... and there’s mountain dulcimer tab at
Both, of course, are in D. (It’s also commonly played in G, and Carolan wrote it in C.) You’ll notice the suggested guitar chords are a little different, and one version is in 6/8 while the other is in 3/4. Carolan wrote it in 6/8, but it’s commonly printed today in 3/4.
There’s a discussion of this point on the Sessions.com website at
Says English fiddle player fidicen, “I shan’t delve deeply into the rights and wrongs of the time signature of this tune except to remark that, to me, it cannot be other than compound duple time (6/8) and certainly not a 3-in-a-bar waltz. We play it either in G, if there are flutes or whistles playing, or in D if fiddles only.”
[*Please see note below, especially for Appalachian dulcimer players, on learning to play the tune in both keys.]
One of the nice things about Irish traditional music, at least the older trad music, is that it came down by oral tradition. There are no automatically “right” answers.
So let’s play “Planxty Irwin” a few times till we’re comfortable with the melody – it’s simple, but catchy – vary the tempo a little, listen to each other and see how it all fits together.
Turlough O’Carolan was a fascinating guy, and his music was lovely.
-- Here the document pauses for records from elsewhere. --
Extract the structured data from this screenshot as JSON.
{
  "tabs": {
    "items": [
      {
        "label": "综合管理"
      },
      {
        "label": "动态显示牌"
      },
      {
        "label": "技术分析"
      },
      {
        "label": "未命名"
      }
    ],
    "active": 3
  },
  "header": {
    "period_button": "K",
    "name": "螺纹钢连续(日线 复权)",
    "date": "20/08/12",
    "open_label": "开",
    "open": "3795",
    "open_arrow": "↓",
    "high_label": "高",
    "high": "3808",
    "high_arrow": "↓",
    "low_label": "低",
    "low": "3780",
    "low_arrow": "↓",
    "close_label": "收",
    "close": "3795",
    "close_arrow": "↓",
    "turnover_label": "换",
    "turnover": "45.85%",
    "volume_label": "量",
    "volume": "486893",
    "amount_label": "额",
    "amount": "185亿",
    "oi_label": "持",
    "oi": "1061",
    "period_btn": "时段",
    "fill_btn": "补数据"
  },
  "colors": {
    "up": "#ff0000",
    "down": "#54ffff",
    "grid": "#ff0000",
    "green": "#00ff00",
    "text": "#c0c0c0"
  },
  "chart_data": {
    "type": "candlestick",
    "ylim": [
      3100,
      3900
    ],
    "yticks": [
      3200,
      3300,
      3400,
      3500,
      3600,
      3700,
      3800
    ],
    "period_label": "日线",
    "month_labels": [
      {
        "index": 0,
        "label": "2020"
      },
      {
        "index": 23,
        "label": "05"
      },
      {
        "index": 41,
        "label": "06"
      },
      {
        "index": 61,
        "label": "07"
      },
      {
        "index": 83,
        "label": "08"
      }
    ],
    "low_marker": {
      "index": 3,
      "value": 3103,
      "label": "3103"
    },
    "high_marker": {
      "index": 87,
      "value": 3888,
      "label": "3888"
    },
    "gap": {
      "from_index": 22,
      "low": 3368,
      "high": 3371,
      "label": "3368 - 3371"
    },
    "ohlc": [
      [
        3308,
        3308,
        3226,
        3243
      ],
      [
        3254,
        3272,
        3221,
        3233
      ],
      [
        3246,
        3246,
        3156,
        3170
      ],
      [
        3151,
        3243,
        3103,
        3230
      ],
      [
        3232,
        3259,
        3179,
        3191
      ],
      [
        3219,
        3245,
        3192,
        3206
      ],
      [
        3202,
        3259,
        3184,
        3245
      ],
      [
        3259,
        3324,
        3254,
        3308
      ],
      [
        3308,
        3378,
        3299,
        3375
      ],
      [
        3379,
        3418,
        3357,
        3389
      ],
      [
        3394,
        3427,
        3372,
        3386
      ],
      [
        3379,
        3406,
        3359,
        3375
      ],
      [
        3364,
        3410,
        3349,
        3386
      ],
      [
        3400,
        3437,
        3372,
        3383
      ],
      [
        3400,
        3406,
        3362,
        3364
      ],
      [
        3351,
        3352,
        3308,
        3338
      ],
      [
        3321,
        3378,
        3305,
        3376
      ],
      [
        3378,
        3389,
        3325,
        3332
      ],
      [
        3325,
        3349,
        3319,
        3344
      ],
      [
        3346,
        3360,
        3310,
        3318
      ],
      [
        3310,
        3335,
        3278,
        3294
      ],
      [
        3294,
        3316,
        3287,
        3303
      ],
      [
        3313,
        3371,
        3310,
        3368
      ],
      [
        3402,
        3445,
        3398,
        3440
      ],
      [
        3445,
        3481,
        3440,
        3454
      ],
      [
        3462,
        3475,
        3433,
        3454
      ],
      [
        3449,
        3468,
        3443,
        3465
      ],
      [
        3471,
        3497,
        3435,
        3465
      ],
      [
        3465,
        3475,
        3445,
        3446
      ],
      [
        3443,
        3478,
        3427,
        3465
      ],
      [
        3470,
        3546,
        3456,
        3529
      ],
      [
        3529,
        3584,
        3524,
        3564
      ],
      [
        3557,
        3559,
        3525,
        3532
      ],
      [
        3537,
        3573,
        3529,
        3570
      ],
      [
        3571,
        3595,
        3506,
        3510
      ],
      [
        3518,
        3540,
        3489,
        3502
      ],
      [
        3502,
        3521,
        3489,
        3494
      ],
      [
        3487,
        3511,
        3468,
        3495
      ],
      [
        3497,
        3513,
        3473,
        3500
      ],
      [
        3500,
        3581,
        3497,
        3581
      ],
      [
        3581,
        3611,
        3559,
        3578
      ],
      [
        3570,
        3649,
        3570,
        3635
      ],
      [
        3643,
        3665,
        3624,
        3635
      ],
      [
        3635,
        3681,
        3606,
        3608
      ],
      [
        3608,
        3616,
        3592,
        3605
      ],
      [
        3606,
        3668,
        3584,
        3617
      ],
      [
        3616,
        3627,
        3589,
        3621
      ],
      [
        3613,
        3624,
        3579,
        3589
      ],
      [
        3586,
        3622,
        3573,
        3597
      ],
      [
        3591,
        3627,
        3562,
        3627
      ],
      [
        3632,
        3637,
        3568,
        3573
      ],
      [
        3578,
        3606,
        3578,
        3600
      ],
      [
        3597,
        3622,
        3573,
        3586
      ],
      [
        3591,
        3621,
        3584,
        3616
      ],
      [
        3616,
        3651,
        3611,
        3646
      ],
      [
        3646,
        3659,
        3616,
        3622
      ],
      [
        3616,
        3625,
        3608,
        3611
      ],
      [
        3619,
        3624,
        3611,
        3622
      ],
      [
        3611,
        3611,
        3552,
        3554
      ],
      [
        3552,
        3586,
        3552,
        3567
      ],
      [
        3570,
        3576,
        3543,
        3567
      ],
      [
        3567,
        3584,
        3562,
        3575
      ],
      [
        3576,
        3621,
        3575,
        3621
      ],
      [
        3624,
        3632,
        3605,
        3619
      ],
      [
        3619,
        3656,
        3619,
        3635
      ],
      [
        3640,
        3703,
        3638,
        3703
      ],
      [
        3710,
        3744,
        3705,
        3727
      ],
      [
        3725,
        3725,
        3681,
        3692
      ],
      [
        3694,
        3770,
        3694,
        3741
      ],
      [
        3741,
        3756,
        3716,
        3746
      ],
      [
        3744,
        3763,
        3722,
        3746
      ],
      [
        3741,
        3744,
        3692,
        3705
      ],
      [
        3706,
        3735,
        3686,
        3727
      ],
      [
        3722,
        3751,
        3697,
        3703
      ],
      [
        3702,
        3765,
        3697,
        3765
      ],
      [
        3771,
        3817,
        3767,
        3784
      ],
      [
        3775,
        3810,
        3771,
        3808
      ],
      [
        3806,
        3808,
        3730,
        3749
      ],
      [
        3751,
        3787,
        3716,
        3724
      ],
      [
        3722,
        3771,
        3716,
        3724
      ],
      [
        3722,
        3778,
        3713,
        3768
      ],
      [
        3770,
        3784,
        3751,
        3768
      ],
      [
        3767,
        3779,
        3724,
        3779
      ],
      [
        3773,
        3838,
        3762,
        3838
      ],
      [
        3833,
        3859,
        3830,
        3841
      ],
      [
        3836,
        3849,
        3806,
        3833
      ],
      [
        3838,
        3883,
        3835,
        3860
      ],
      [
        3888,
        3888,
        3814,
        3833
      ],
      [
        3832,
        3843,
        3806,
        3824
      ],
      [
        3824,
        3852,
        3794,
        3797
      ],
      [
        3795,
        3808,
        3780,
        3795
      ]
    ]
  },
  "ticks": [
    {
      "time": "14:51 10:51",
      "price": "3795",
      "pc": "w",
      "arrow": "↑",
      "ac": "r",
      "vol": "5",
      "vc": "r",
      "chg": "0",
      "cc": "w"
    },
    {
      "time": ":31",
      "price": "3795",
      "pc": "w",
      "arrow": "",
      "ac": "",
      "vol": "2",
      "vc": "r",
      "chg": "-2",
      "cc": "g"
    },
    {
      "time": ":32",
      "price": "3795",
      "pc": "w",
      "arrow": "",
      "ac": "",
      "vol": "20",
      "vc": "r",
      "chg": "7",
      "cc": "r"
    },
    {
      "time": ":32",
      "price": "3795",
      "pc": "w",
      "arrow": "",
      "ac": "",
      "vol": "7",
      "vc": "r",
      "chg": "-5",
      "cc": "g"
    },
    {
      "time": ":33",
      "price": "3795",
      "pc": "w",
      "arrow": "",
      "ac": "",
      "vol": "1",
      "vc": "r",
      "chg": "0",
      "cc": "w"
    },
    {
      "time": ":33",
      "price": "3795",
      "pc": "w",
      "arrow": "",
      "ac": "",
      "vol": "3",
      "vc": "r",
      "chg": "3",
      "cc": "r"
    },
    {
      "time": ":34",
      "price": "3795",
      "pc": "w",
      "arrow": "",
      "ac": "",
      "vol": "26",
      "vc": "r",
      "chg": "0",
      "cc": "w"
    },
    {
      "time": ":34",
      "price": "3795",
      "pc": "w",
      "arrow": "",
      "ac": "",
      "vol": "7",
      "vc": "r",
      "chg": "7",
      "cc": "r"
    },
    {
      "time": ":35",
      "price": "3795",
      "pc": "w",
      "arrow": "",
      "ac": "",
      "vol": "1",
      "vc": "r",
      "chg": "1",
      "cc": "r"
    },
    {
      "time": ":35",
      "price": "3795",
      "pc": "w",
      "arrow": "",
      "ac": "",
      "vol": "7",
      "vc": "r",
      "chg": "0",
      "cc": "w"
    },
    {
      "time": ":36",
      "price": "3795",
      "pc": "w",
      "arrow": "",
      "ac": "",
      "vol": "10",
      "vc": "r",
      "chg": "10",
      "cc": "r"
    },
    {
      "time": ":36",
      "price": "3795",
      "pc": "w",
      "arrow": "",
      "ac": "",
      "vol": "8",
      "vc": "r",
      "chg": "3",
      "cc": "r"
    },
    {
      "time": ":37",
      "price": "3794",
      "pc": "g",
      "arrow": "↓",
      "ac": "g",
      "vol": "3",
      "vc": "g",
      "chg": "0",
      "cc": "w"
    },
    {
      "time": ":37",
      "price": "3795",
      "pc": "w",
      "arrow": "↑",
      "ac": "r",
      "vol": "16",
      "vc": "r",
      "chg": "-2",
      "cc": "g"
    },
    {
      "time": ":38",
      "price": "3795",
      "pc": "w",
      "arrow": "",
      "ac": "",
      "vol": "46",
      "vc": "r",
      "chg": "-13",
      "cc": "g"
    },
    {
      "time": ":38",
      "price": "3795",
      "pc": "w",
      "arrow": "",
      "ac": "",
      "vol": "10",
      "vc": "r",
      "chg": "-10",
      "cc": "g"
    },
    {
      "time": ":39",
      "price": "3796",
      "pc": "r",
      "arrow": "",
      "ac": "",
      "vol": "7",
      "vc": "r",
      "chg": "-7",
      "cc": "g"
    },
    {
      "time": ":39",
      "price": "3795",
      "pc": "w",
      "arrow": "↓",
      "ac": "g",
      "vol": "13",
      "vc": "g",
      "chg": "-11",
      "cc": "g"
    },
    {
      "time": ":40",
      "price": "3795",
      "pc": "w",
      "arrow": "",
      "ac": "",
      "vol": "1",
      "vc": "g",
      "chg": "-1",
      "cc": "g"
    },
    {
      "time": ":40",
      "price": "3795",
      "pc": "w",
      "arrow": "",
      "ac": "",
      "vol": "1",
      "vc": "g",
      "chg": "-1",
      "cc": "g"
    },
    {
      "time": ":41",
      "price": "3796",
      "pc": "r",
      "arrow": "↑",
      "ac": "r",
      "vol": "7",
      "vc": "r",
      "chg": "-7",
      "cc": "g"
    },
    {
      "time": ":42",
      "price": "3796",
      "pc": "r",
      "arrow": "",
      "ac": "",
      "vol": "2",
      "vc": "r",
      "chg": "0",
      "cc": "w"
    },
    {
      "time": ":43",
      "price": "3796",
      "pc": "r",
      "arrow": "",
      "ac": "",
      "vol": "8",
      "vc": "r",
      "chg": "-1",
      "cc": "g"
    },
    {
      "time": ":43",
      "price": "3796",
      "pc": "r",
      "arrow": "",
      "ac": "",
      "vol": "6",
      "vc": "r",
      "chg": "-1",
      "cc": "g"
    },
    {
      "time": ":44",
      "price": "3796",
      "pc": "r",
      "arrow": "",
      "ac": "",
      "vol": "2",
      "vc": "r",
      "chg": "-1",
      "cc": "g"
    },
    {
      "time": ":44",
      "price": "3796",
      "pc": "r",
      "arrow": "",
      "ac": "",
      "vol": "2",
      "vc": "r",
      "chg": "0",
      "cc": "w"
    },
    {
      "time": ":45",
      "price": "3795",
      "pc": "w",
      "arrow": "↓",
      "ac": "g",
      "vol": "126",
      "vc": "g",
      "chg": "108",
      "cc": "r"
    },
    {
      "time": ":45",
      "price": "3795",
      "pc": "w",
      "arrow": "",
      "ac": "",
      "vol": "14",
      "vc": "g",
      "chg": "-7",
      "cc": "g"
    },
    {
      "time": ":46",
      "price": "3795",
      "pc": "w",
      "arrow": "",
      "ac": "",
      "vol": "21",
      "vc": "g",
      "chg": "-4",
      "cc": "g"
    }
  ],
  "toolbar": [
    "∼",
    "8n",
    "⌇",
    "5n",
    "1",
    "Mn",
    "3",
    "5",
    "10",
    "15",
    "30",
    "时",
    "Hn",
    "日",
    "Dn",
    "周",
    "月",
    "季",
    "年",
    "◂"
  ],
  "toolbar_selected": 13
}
If you want to know more about him, there’s a perceptive bio by Lesley Nelson-Burns, aka “the Contemplator,” at
… and the Old Music Project has Carolan’s complete works transcribed from a “flea market find” copy of Donal O’Sullivan’s “Carolan: The Life, Times and Music of an Irish Harper” at
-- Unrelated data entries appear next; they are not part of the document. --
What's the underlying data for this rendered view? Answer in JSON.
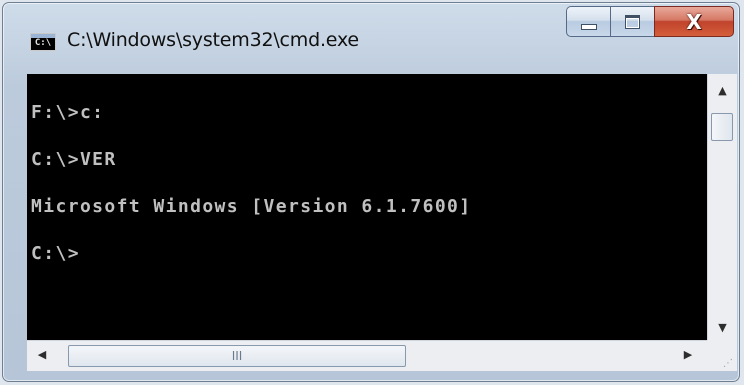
{
  "window": {
    "title": "C:\\Windows\\system32\\cmd.exe",
    "icon_label": "C:\\",
    "icon": "console-app-icon"
  },
  "caption_buttons": {
    "minimize": "minimize-icon",
    "maximize": "maximize-icon",
    "close": "close-icon",
    "close_glyph": "X"
  },
  "console": {
    "lines": [
      "F:\\>c:",
      "C:\\>VER",
      "Microsoft Windows [Version 6.1.7600]",
      "C:\\>"
    ],
    "background": "#000000",
    "foreground": "#c0c0c0"
  },
  "scrollbars": {
    "vertical": {
      "up": "scroll-up-arrow-icon",
      "down": "scroll-down-arrow-icon"
    },
    "horizontal": {
      "left": "scroll-left-arrow-icon",
      "right": "scroll-right-arrow-icon",
      "thumb_grip": "III"
    }
  },
  "colors": {
    "close_button": "#c9502f",
    "frame": "#b9c9da"
  }
}
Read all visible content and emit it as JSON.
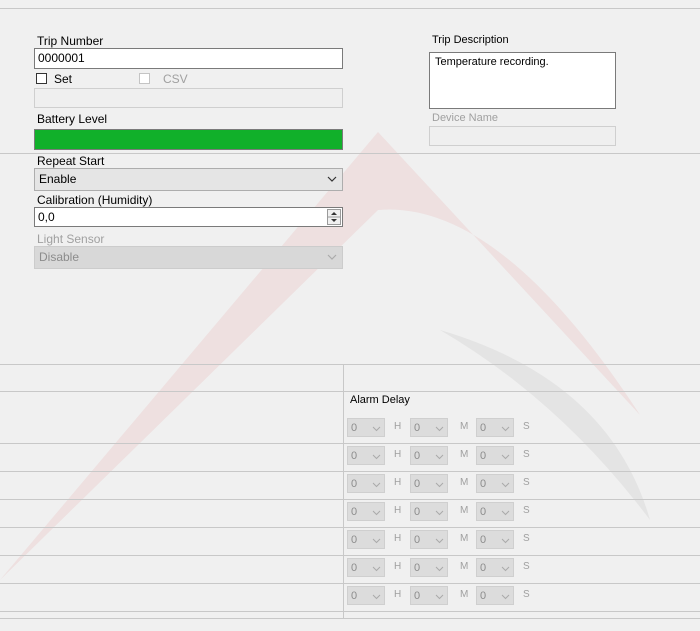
{
  "trip_number": {
    "label": "Trip Number",
    "value": "0000001"
  },
  "set_checkbox": {
    "label": "Set",
    "checked": false
  },
  "csv_checkbox": {
    "label": "CSV",
    "checked": false,
    "disabled": true
  },
  "battery": {
    "label": "Battery Level",
    "level_percent": 100,
    "color": "#11b02a"
  },
  "trip_description": {
    "label": "Trip Description",
    "value": "Temperature recording."
  },
  "device_name": {
    "label": "Device Name",
    "value": ""
  },
  "repeat_start": {
    "label": "Repeat Start",
    "value": "Enable"
  },
  "calibration": {
    "label": "Calibration (Humidity)",
    "value": "0,0"
  },
  "light_sensor": {
    "label": "Light Sensor",
    "value": "Disable"
  },
  "alarm_delay": {
    "label": "Alarm Delay",
    "units": {
      "h": "H",
      "m": "M",
      "s": "S"
    },
    "rows": [
      {
        "h": "0",
        "m": "0",
        "s": "0"
      },
      {
        "h": "0",
        "m": "0",
        "s": "0"
      },
      {
        "h": "0",
        "m": "0",
        "s": "0"
      },
      {
        "h": "0",
        "m": "0",
        "s": "0"
      },
      {
        "h": "0",
        "m": "0",
        "s": "0"
      },
      {
        "h": "0",
        "m": "0",
        "s": "0"
      },
      {
        "h": "0",
        "m": "0",
        "s": "0"
      }
    ]
  }
}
Planxty Irwin, which O’Sullivan called “Col. John Irwin,” is No. 59.
Here are links to the music books I want to start using:
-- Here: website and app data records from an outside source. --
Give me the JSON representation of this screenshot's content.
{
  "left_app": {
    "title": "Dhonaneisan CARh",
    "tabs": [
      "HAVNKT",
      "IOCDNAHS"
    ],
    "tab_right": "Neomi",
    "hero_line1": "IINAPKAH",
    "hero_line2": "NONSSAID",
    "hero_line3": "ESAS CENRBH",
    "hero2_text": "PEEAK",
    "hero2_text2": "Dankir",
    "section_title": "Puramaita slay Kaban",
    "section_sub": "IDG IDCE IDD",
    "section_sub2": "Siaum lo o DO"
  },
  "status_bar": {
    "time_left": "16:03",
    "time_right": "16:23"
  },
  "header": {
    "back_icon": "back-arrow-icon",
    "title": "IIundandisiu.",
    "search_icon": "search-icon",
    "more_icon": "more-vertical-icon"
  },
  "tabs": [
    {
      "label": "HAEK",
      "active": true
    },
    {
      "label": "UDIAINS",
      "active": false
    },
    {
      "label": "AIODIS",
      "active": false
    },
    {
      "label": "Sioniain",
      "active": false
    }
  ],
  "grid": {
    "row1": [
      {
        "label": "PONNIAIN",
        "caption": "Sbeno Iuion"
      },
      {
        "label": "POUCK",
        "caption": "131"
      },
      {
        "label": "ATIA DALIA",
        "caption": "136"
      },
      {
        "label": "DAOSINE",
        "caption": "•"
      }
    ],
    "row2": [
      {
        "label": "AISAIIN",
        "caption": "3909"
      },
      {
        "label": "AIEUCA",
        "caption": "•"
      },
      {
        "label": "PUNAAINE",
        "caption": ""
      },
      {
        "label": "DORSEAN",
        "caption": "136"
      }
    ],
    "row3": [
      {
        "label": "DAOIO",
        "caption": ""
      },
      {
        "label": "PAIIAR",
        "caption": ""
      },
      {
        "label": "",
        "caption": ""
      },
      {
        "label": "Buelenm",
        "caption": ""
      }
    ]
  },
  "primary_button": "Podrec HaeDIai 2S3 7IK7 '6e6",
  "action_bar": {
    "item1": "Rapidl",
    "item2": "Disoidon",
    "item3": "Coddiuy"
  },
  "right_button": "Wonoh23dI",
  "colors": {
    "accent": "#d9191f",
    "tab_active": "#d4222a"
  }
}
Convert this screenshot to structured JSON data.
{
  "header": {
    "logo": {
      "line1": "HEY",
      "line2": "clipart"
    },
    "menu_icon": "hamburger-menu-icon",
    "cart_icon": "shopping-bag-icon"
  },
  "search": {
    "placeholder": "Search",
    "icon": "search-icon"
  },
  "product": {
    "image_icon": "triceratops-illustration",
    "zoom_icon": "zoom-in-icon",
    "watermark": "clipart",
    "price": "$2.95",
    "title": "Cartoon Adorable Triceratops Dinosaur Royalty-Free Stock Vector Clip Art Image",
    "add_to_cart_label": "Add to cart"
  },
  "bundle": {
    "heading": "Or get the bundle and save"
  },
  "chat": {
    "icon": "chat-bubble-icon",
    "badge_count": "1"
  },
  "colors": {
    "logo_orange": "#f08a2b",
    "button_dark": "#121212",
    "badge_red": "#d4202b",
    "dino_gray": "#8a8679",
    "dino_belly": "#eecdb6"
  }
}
-- https://www.cdtdigital.com/stephenseifert/items/item_detail.php?type=product&id=94 -- Stephen Seifert, “Join the Jam: GOSPEL EDITION”
-- http://www.amazon.com/Complete-Celtic-Music-Appalachian-Dulcimer/dp/0786665688 -- Mark Nelson, “Celtic Dulcimer”
-- http://www.amazon.com/Bays-OCarolan-Tunes-Mountain-Dulcimer/dp/1562226576 -- Shelley Stevens, “O’Carolan Harp Tunes for Dulcimer”
* NOTE FOR MOUNTAIN DULCIMER PLAYERS: If you feel like you're ready to break out of the DAD lockstep, learn to play "Planxty Irwin" from the notation in DAA. (That way your low C# is on the 2nd fret of the melody string, and D -- your key note -- is on the 3rd fret.) Once you learn those left-hand positions, you'll be able to transpose the song to G by retuning to DGD and playing the same frets. Since the tune is so commonly played in G, this is a skill you'll want to develop for other jam sessions.